Segment Start: ENTRIES SUPPLIED
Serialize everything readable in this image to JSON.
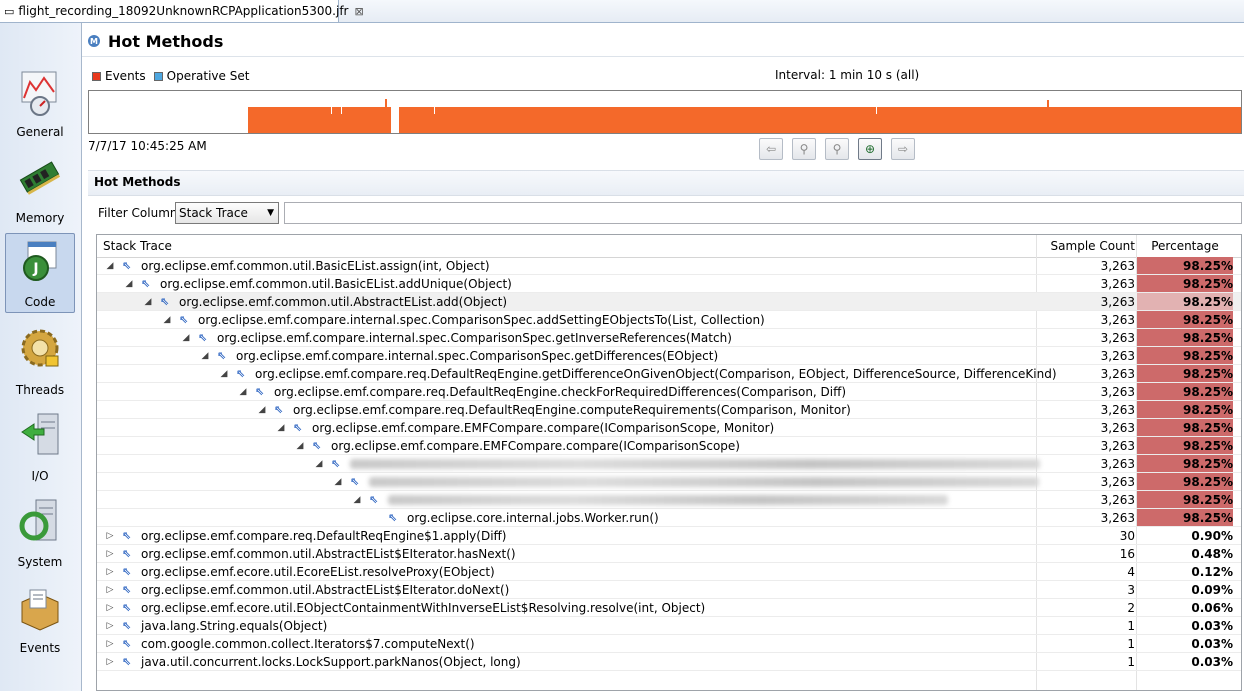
{
  "tab": {
    "title": "flight_recording_18092UnknownRCPApplication5300.jfr",
    "close": "⊠"
  },
  "nav": [
    {
      "label": "General",
      "icon": "general-chart-icon"
    },
    {
      "label": "Memory",
      "icon": "memory-chip-icon"
    },
    {
      "label": "Code",
      "icon": "code-java-icon"
    },
    {
      "label": "Threads",
      "icon": "threads-gear-icon"
    },
    {
      "label": "I/O",
      "icon": "io-server-icon"
    },
    {
      "label": "System",
      "icon": "system-server-icon"
    },
    {
      "label": "Events",
      "icon": "events-box-icon"
    }
  ],
  "header": {
    "title": "Hot Methods",
    "icon_letter": "M"
  },
  "legend": {
    "events": "Events",
    "operative": "Operative Set",
    "events_color": "#e8391d",
    "operative_color": "#4ea7e0"
  },
  "interval": "Interval: 1 min 10 s (all)",
  "timestamp": "7/7/17 10:45:25 AM",
  "section_title": "Hot Methods",
  "filter": {
    "label": "Filter Column",
    "selected": "Stack Trace",
    "text": ""
  },
  "table": {
    "columns": [
      "Stack Trace",
      "Sample Count",
      "Percentage"
    ],
    "rows": [
      {
        "depth": 0,
        "twist": "open",
        "text": "org.eclipse.emf.common.util.BasicEList.assign(int, Object)",
        "count": "3,263",
        "pct": "98.25%",
        "hl": "hi"
      },
      {
        "depth": 1,
        "twist": "open",
        "text": "org.eclipse.emf.common.util.BasicEList.addUnique(Object)",
        "count": "3,263",
        "pct": "98.25%",
        "hl": "hi"
      },
      {
        "depth": 2,
        "twist": "open",
        "text": "org.eclipse.emf.common.util.AbstractEList.add(Object)",
        "count": "3,263",
        "pct": "98.25%",
        "hl": "mid",
        "selected": true
      },
      {
        "depth": 3,
        "twist": "open",
        "text": "org.eclipse.emf.compare.internal.spec.ComparisonSpec.addSettingEObjectsTo(List, Collection)",
        "count": "3,263",
        "pct": "98.25%",
        "hl": "hi"
      },
      {
        "depth": 4,
        "twist": "open",
        "text": "org.eclipse.emf.compare.internal.spec.ComparisonSpec.getInverseReferences(Match)",
        "count": "3,263",
        "pct": "98.25%",
        "hl": "hi"
      },
      {
        "depth": 5,
        "twist": "open",
        "text": "org.eclipse.emf.compare.internal.spec.ComparisonSpec.getDifferences(EObject)",
        "count": "3,263",
        "pct": "98.25%",
        "hl": "hi"
      },
      {
        "depth": 6,
        "twist": "open",
        "text": "org.eclipse.emf.compare.req.DefaultReqEngine.getDifferenceOnGivenObject(Comparison, EObject, DifferenceSource, DifferenceKind)",
        "count": "3,263",
        "pct": "98.25%",
        "hl": "hi"
      },
      {
        "depth": 7,
        "twist": "open",
        "text": "org.eclipse.emf.compare.req.DefaultReqEngine.checkForRequiredDifferences(Comparison, Diff)",
        "count": "3,263",
        "pct": "98.25%",
        "hl": "hi"
      },
      {
        "depth": 8,
        "twist": "open",
        "text": "org.eclipse.emf.compare.req.DefaultReqEngine.computeRequirements(Comparison, Monitor)",
        "count": "3,263",
        "pct": "98.25%",
        "hl": "hi"
      },
      {
        "depth": 9,
        "twist": "open",
        "text": "org.eclipse.emf.compare.EMFCompare.compare(IComparisonScope, Monitor)",
        "count": "3,263",
        "pct": "98.25%",
        "hl": "hi"
      },
      {
        "depth": 10,
        "twist": "open",
        "text": "org.eclipse.emf.compare.EMFCompare.compare(IComparisonScope)",
        "count": "3,263",
        "pct": "98.25%",
        "hl": "hi"
      },
      {
        "depth": 11,
        "twist": "open",
        "text": "",
        "count": "3,263",
        "pct": "98.25%",
        "hl": "hi",
        "blur": true
      },
      {
        "depth": 12,
        "twist": "open",
        "text": "",
        "count": "3,263",
        "pct": "98.25%",
        "hl": "hi",
        "blur": true
      },
      {
        "depth": 13,
        "twist": "open",
        "text": "",
        "count": "3,263",
        "pct": "98.25%",
        "hl": "hi",
        "blur": true
      },
      {
        "depth": 14,
        "twist": "none",
        "text": "org.eclipse.core.internal.jobs.Worker.run()",
        "count": "3,263",
        "pct": "98.25%",
        "hl": "hi"
      },
      {
        "depth": 0,
        "twist": "closed",
        "text": "org.eclipse.emf.compare.req.DefaultReqEngine$1.apply(Diff)",
        "count": "30",
        "pct": "0.90%",
        "hl": "none"
      },
      {
        "depth": 0,
        "twist": "closed",
        "text": "org.eclipse.emf.common.util.AbstractEList$EIterator.hasNext()",
        "count": "16",
        "pct": "0.48%",
        "hl": "none"
      },
      {
        "depth": 0,
        "twist": "closed",
        "text": "org.eclipse.emf.ecore.util.EcoreEList.resolveProxy(EObject)",
        "count": "4",
        "pct": "0.12%",
        "hl": "none"
      },
      {
        "depth": 0,
        "twist": "closed",
        "text": "org.eclipse.emf.common.util.AbstractEList$EIterator.doNext()",
        "count": "3",
        "pct": "0.09%",
        "hl": "none"
      },
      {
        "depth": 0,
        "twist": "closed",
        "text": "org.eclipse.emf.ecore.util.EObjectContainmentWithInverseEList$Resolving.resolve(int, Object)",
        "count": "2",
        "pct": "0.06%",
        "hl": "none"
      },
      {
        "depth": 0,
        "twist": "closed",
        "text": "java.lang.String.equals(Object)",
        "count": "1",
        "pct": "0.03%",
        "hl": "none"
      },
      {
        "depth": 0,
        "twist": "closed",
        "text": "com.google.common.collect.Iterators$7.computeNext()",
        "count": "1",
        "pct": "0.03%",
        "hl": "none"
      },
      {
        "depth": 0,
        "twist": "closed",
        "text": "java.util.concurrent.locks.LockSupport.parkNanos(Object, long)",
        "count": "1",
        "pct": "0.03%",
        "hl": "none"
      }
    ]
  }
}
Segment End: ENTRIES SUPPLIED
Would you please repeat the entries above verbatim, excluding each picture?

Serialize everything readable in this image to JSON.
{
  "tab": {
    "title": "flight_recording_18092UnknownRCPApplication5300.jfr",
    "close": "⊠"
  },
  "nav": [
    {
      "label": "General",
      "icon": "general-chart-icon"
    },
    {
      "label": "Memory",
      "icon": "memory-chip-icon"
    },
    {
      "label": "Code",
      "icon": "code-java-icon"
    },
    {
      "label": "Threads",
      "icon": "threads-gear-icon"
    },
    {
      "label": "I/O",
      "icon": "io-server-icon"
    },
    {
      "label": "System",
      "icon": "system-server-icon"
    },
    {
      "label": "Events",
      "icon": "events-box-icon"
    }
  ],
  "header": {
    "title": "Hot Methods",
    "icon_letter": "M"
  },
  "legend": {
    "events": "Events",
    "operative": "Operative Set",
    "events_color": "#e8391d",
    "operative_color": "#4ea7e0"
  },
  "interval": "Interval: 1 min 10 s (all)",
  "timestamp": "7/7/17 10:45:25 AM",
  "section_title": "Hot Methods",
  "filter": {
    "label": "Filter Column",
    "selected": "Stack Trace",
    "text": ""
  },
  "table": {
    "columns": [
      "Stack Trace",
      "Sample Count",
      "Percentage"
    ],
    "rows": [
      {
        "depth": 0,
        "twist": "open",
        "text": "org.eclipse.emf.common.util.BasicEList.assign(int, Object)",
        "count": "3,263",
        "pct": "98.25%",
        "hl": "hi"
      },
      {
        "depth": 1,
        "twist": "open",
        "text": "org.eclipse.emf.common.util.BasicEList.addUnique(Object)",
        "count": "3,263",
        "pct": "98.25%",
        "hl": "hi"
      },
      {
        "depth": 2,
        "twist": "open",
        "text": "org.eclipse.emf.common.util.AbstractEList.add(Object)",
        "count": "3,263",
        "pct": "98.25%",
        "hl": "mid",
        "selected": true
      },
      {
        "depth": 3,
        "twist": "open",
        "text": "org.eclipse.emf.compare.internal.spec.ComparisonSpec.addSettingEObjectsTo(List, Collection)",
        "count": "3,263",
        "pct": "98.25%",
        "hl": "hi"
      },
      {
        "depth": 4,
        "twist": "open",
        "text": "org.eclipse.emf.compare.internal.spec.ComparisonSpec.getInverseReferences(Match)",
        "count": "3,263",
        "pct": "98.25%",
        "hl": "hi"
      },
      {
        "depth": 5,
        "twist": "open",
        "text": "org.eclipse.emf.compare.internal.spec.ComparisonSpec.getDifferences(EObject)",
        "count": "3,263",
        "pct": "98.25%",
        "hl": "hi"
      },
      {
        "depth": 6,
        "twist": "open",
        "text": "org.eclipse.emf.compare.req.DefaultReqEngine.getDifferenceOnGivenObject(Comparison, EObject, DifferenceSource, DifferenceKind)",
        "count": "3,263",
        "pct": "98.25%",
        "hl": "hi"
      },
      {
        "depth": 7,
        "twist": "open",
        "text": "org.eclipse.emf.compare.req.DefaultReqEngine.checkForRequiredDifferences(Comparison, Diff)",
        "count": "3,263",
        "pct": "98.25%",
        "hl": "hi"
      },
      {
        "depth": 8,
        "twist": "open",
        "text": "org.eclipse.emf.compare.req.DefaultReqEngine.computeRequirements(Comparison, Monitor)",
        "count": "3,263",
        "pct": "98.25%",
        "hl": "hi"
      },
      {
        "depth": 9,
        "twist": "open",
        "text": "org.eclipse.emf.compare.EMFCompare.compare(IComparisonScope, Monitor)",
        "count": "3,263",
        "pct": "98.25%",
        "hl": "hi"
      },
      {
        "depth": 10,
        "twist": "open",
        "text": "org.eclipse.emf.compare.EMFCompare.compare(IComparisonScope)",
        "count": "3,263",
        "pct": "98.25%",
        "hl": "hi"
      },
      {
        "depth": 11,
        "twist": "open",
        "text": "",
        "count": "3,263",
        "pct": "98.25%",
        "hl": "hi",
        "blur": true
      },
      {
        "depth": 12,
        "twist": "open",
        "text": "",
        "count": "3,263",
        "pct": "98.25%",
        "hl": "hi",
        "blur": true
      },
      {
        "depth": 13,
        "twist": "open",
        "text": "",
        "count": "3,263",
        "pct": "98.25%",
        "hl": "hi",
        "blur": true
      },
      {
        "depth": 14,
        "twist": "none",
        "text": "org.eclipse.core.internal.jobs.Worker.run()",
        "count": "3,263",
        "pct": "98.25%",
        "hl": "hi"
      },
      {
        "depth": 0,
        "twist": "closed",
        "text": "org.eclipse.emf.compare.req.DefaultReqEngine$1.apply(Diff)",
        "count": "30",
        "pct": "0.90%",
        "hl": "none"
      },
      {
        "depth": 0,
        "twist": "closed",
        "text": "org.eclipse.emf.common.util.AbstractEList$EIterator.hasNext()",
        "count": "16",
        "pct": "0.48%",
        "hl": "none"
      },
      {
        "depth": 0,
        "twist": "closed",
        "text": "org.eclipse.emf.ecore.util.EcoreEList.resolveProxy(EObject)",
        "count": "4",
        "pct": "0.12%",
        "hl": "none"
      },
      {
        "depth": 0,
        "twist": "closed",
        "text": "org.eclipse.emf.common.util.AbstractEList$EIterator.doNext()",
        "count": "3",
        "pct": "0.09%",
        "hl": "none"
      },
      {
        "depth": 0,
        "twist": "closed",
        "text": "org.eclipse.emf.ecore.util.EObjectContainmentWithInverseEList$Resolving.resolve(int, Object)",
        "count": "2",
        "pct": "0.06%",
        "hl": "none"
      },
      {
        "depth": 0,
        "twist": "closed",
        "text": "java.lang.String.equals(Object)",
        "count": "1",
        "pct": "0.03%",
        "hl": "none"
      },
      {
        "depth": 0,
        "twist": "closed",
        "text": "com.google.common.collect.Iterators$7.computeNext()",
        "count": "1",
        "pct": "0.03%",
        "hl": "none"
      },
      {
        "depth": 0,
        "twist": "closed",
        "text": "java.util.concurrent.locks.LockSupport.parkNanos(Object, long)",
        "count": "1",
        "pct": "0.03%",
        "hl": "none"
      }
    ]
  }
}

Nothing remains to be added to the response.